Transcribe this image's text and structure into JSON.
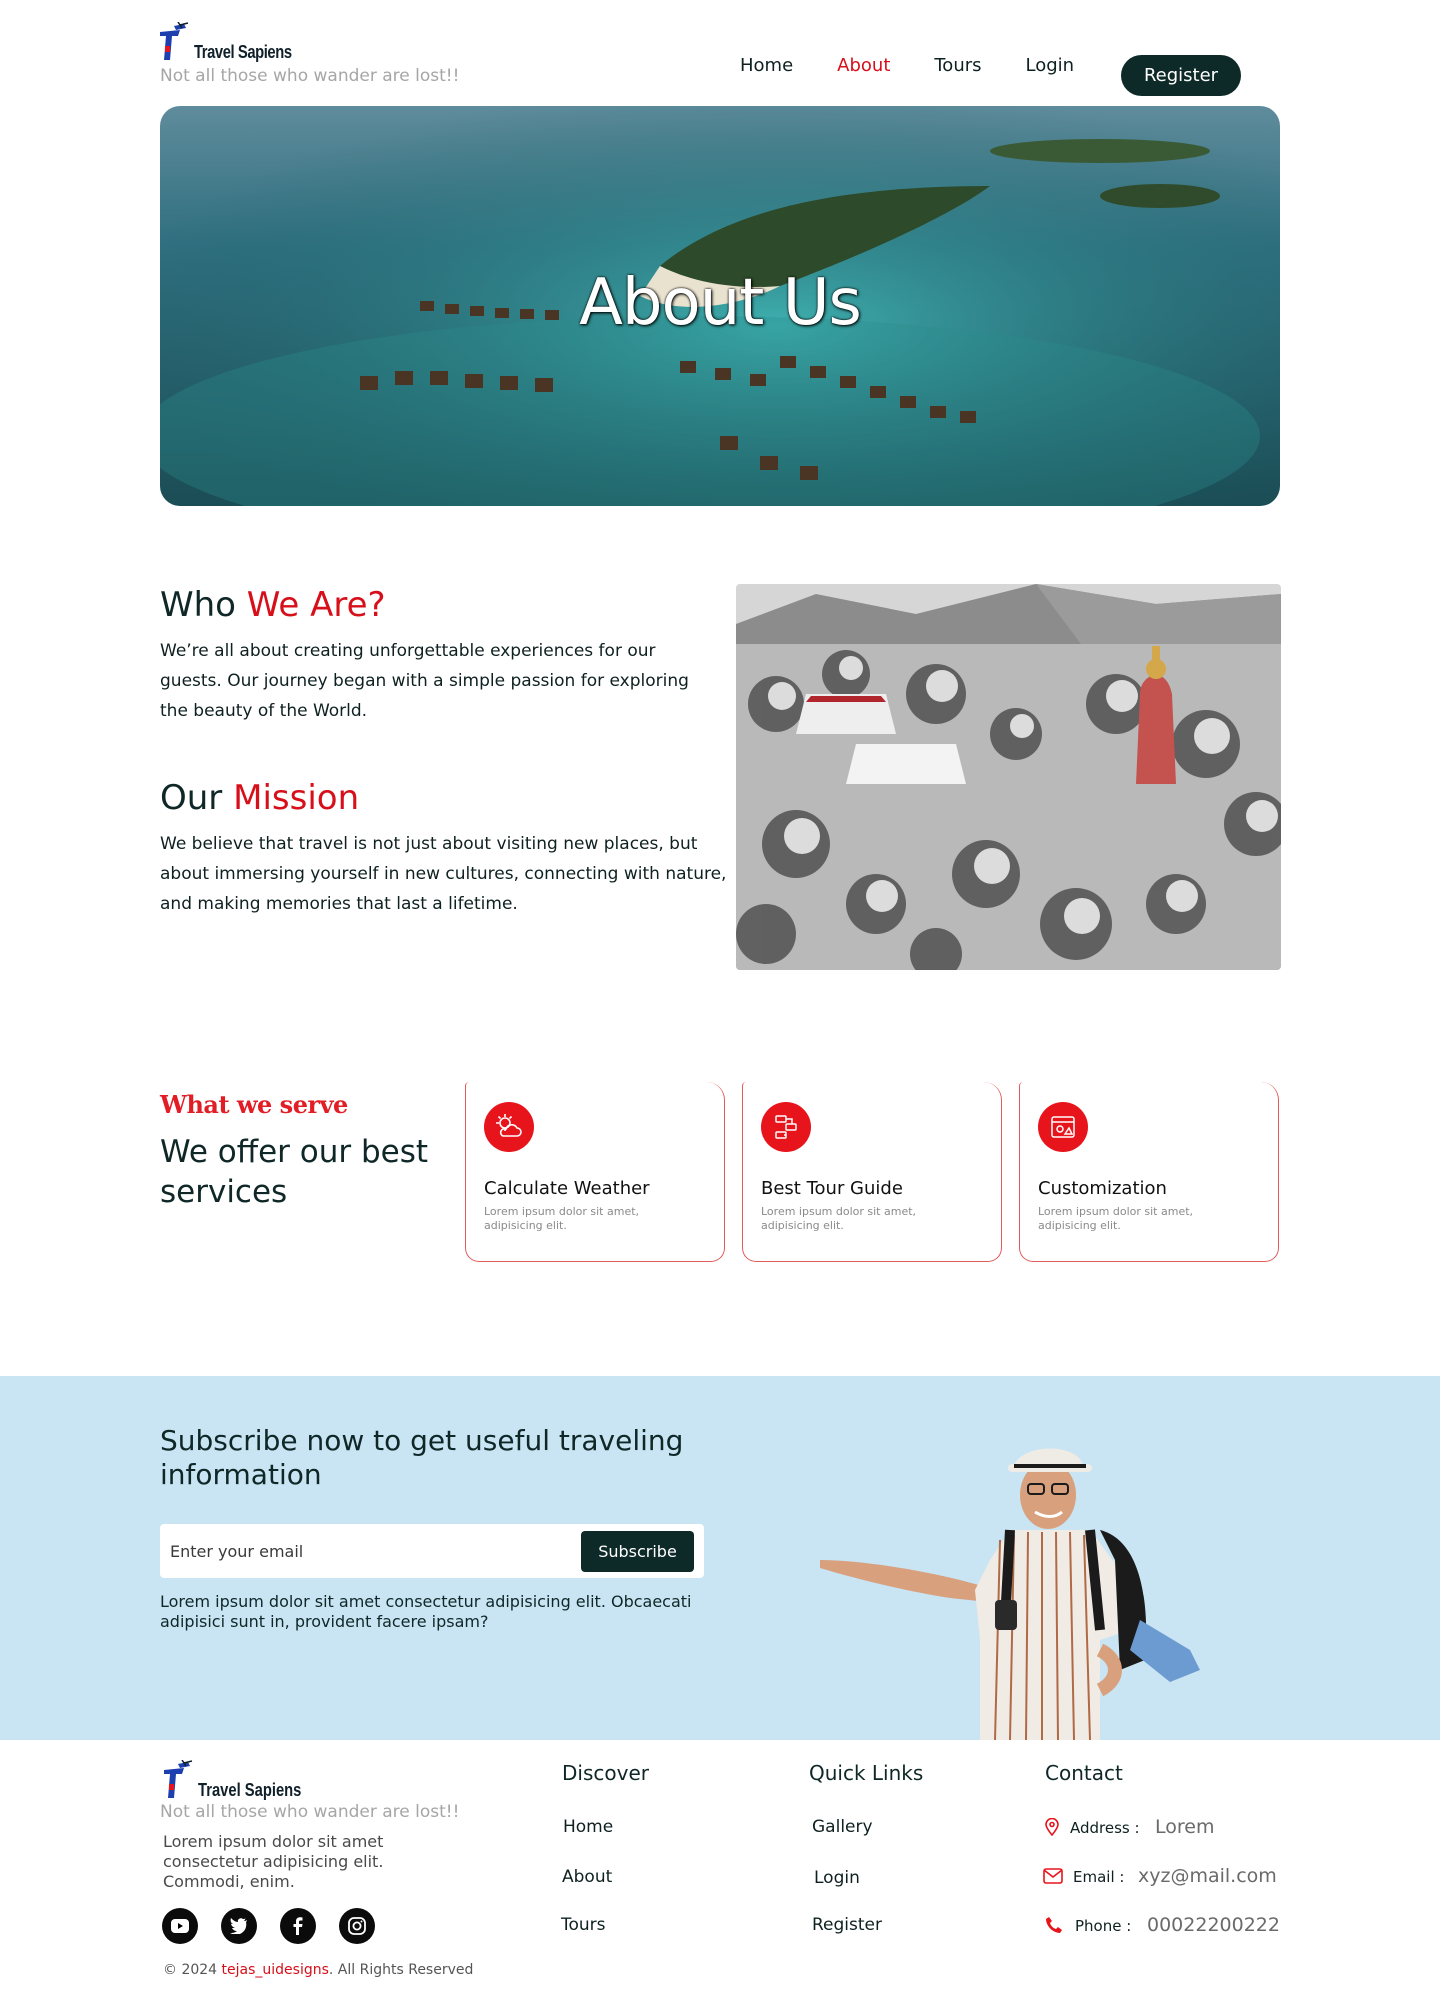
{
  "header": {
    "brand": "Travel Sapiens",
    "tagline": "Not all those who wander are lost!!",
    "nav": [
      "Home",
      "About",
      "Tours",
      "Login"
    ],
    "active_nav": "About",
    "register_label": "Register"
  },
  "hero": {
    "title": "About Us"
  },
  "who": {
    "title_plain": "Who ",
    "title_accent": "We Are?",
    "text": "We’re all about creating unforgettable experiences for our guests. Our journey began with a simple passion for exploring the beauty of the World."
  },
  "mission": {
    "title_plain": "Our ",
    "title_accent": "Mission",
    "text": "We believe that travel is not just about visiting new places, but about immersing yourself in new cultures, connecting with nature, and making memories that last a lifetime."
  },
  "services": {
    "eyebrow": "What we serve",
    "title": "We offer our best services",
    "cards": [
      {
        "title": "Calculate Weather",
        "desc": "Lorem ipsum dolor sit amet, adipisicing elit.",
        "icon": "weather-icon"
      },
      {
        "title": "Best Tour Guide",
        "desc": "Lorem ipsum dolor sit amet, adipisicing elit.",
        "icon": "route-icon"
      },
      {
        "title": "Customization",
        "desc": "Lorem ipsum dolor sit amet, adipisicing elit.",
        "icon": "customize-icon"
      }
    ]
  },
  "subscribe": {
    "title": "Subscribe now to get useful traveling information",
    "placeholder": "Enter your email",
    "button": "Subscribe",
    "note": "Lorem ipsum dolor sit amet consectetur adipisicing elit. Obcaecati adipisici sunt in, provident facere ipsam?"
  },
  "footer": {
    "brand": "Travel Sapiens",
    "tagline": "Not all those who wander are lost!!",
    "desc": "Lorem ipsum dolor sit amet consectetur adipisicing elit. Commodi, enim.",
    "social": [
      "youtube-icon",
      "twitter-icon",
      "facebook-icon",
      "instagram-icon"
    ],
    "copyright_prefix": "© 2024 ",
    "copyright_link": "tejas_uidesigns",
    "copyright_suffix": ". All Rights Reserved",
    "discover": {
      "title": "Discover",
      "links": [
        "Home",
        "About",
        "Tours"
      ]
    },
    "quick": {
      "title": "Quick Links",
      "links": [
        "Gallery",
        "Login",
        "Register"
      ]
    },
    "contact": {
      "title": "Contact",
      "address_label": "Address :",
      "address_value": "Lorem",
      "email_label": "Email :",
      "email_value": "xyz@mail.com",
      "phone_label": "Phone :",
      "phone_value": "00022200222"
    }
  },
  "colors": {
    "accent": "#d70f1a",
    "dark": "#0d2a28",
    "band": "#c9e4f3"
  }
}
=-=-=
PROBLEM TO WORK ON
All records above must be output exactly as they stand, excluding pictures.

YOUR SOLUTION
Transcribe this image's text and structure into JSON.
{
  "header": {
    "brand": "Travel Sapiens",
    "tagline": "Not all those who wander are lost!!",
    "nav": [
      "Home",
      "About",
      "Tours",
      "Login"
    ],
    "active_nav": "About",
    "register_label": "Register"
  },
  "hero": {
    "title": "About Us"
  },
  "who": {
    "title_plain": "Who ",
    "title_accent": "We Are?",
    "text": "We’re all about creating unforgettable experiences for our guests. Our journey began with a simple passion for exploring the beauty of the World."
  },
  "mission": {
    "title_plain": "Our ",
    "title_accent": "Mission",
    "text": "We believe that travel is not just about visiting new places, but about immersing yourself in new cultures, connecting with nature, and making memories that last a lifetime."
  },
  "services": {
    "eyebrow": "What we serve",
    "title": "We offer our best services",
    "cards": [
      {
        "title": "Calculate Weather",
        "desc": "Lorem ipsum dolor sit amet, adipisicing elit.",
        "icon": "weather-icon"
      },
      {
        "title": "Best Tour Guide",
        "desc": "Lorem ipsum dolor sit amet, adipisicing elit.",
        "icon": "route-icon"
      },
      {
        "title": "Customization",
        "desc": "Lorem ipsum dolor sit amet, adipisicing elit.",
        "icon": "customize-icon"
      }
    ]
  },
  "subscribe": {
    "title": "Subscribe now to get useful traveling information",
    "placeholder": "Enter your email",
    "button": "Subscribe",
    "note": "Lorem ipsum dolor sit amet consectetur adipisicing elit. Obcaecati adipisici sunt in, provident facere ipsam?"
  },
  "footer": {
    "brand": "Travel Sapiens",
    "tagline": "Not all those who wander are lost!!",
    "desc": "Lorem ipsum dolor sit amet consectetur adipisicing elit. Commodi, enim.",
    "social": [
      "youtube-icon",
      "twitter-icon",
      "facebook-icon",
      "instagram-icon"
    ],
    "copyright_prefix": "© 2024 ",
    "copyright_link": "tejas_uidesigns",
    "copyright_suffix": ". All Rights Reserved",
    "discover": {
      "title": "Discover",
      "links": [
        "Home",
        "About",
        "Tours"
      ]
    },
    "quick": {
      "title": "Quick Links",
      "links": [
        "Gallery",
        "Login",
        "Register"
      ]
    },
    "contact": {
      "title": "Contact",
      "address_label": "Address :",
      "address_value": "Lorem",
      "email_label": "Email :",
      "email_value": "xyz@mail.com",
      "phone_label": "Phone :",
      "phone_value": "00022200222"
    }
  },
  "colors": {
    "accent": "#d70f1a",
    "dark": "#0d2a28",
    "band": "#c9e4f3"
  }
}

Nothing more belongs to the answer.